Sweden has also successfully piloted a hyper local energy development concept in residential communities. 48 family apartments spread across 3 buildings have been given photovoltaic solar panels, thermal energy storage and heat pump systems. A micro energy grid connects it all and helps charge electric cars overnight. The result is a cluster of ‘prosumer’ buildings, producing rather than consuming enough power for 77% of residents’ needs.
While Sweden is hitting targets and driving innovations, the country has not been able to avoid the impacts of a market that is growing faster than the structures around it. Demand for strategic land positions has driven land prices to an all-time high, outpacing even markets like Spain. Landowners are cashing in on the market wave, and in doing so making it challenging to find and secure land with conditions that make projects viable. The same can be said for the Swedish grid. Sweden’s electricity grid is aging, and it is not well equipped to handle the increasing use of renewable energy. The demand is creating constraints which is pushing time frame for grid connections. As the market struggles to balance itself, with the government deploying capital and processes to address the challenges, the pace of Sweden’s transformation hasn’t slowed.
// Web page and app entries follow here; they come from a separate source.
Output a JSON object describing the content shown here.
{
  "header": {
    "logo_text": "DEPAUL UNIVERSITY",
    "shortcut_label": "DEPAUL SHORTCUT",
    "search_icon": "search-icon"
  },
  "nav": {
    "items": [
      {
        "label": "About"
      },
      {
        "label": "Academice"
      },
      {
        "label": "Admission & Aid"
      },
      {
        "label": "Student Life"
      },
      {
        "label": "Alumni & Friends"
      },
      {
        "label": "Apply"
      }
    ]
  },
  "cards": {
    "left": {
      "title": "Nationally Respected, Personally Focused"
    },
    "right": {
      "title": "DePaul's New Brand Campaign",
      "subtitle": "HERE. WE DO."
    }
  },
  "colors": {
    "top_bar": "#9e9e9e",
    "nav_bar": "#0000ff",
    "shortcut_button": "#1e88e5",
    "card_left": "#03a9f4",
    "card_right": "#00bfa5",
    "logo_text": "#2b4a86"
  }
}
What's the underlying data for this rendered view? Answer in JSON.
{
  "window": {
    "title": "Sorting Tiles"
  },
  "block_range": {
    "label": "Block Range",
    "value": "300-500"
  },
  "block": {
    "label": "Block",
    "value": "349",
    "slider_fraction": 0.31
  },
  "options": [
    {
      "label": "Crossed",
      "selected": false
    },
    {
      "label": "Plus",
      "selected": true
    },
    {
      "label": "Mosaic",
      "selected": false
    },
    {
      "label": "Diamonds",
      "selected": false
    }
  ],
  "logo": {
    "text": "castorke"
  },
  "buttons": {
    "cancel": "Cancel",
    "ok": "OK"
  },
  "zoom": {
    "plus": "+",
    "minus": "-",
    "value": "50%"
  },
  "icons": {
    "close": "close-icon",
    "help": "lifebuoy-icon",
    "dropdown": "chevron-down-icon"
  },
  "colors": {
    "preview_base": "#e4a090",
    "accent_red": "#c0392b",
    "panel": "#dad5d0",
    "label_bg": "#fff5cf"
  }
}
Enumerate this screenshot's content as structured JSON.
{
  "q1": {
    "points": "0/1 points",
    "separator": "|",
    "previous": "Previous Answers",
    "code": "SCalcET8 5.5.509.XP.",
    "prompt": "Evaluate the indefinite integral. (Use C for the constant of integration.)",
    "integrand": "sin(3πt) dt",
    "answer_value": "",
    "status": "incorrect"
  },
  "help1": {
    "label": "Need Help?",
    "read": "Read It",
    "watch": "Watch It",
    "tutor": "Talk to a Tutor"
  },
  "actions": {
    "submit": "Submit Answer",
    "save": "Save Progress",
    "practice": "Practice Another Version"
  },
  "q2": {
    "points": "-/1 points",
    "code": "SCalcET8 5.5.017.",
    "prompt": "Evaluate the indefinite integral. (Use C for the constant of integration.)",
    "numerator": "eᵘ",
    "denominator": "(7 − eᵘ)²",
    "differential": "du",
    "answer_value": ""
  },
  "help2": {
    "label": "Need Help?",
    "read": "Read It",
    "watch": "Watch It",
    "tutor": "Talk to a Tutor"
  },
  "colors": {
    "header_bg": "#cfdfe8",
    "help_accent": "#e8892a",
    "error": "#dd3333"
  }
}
Together with our development partner Recap, our projects in Sweden could power up to 100,000 homes. Michael Sandberg, Director of JV management at Korkia:
“Sweden is taking considerable steps towards an increased electrification with advanced plans for green steel production, the world’s first electrified roads being built, and EV sales soon surpassing IC-vehicles. Increasing the electricity production of Sweden by installing a lot more PV in the coming years, will play a significant role in enabling this development.”
Learn more about the Swedish energy market and take a closer look at the topic of energy prosumers in our market report, Renewables Review. There we also take a closer look at other energy markets, as well rising trends such as agrivoltaics.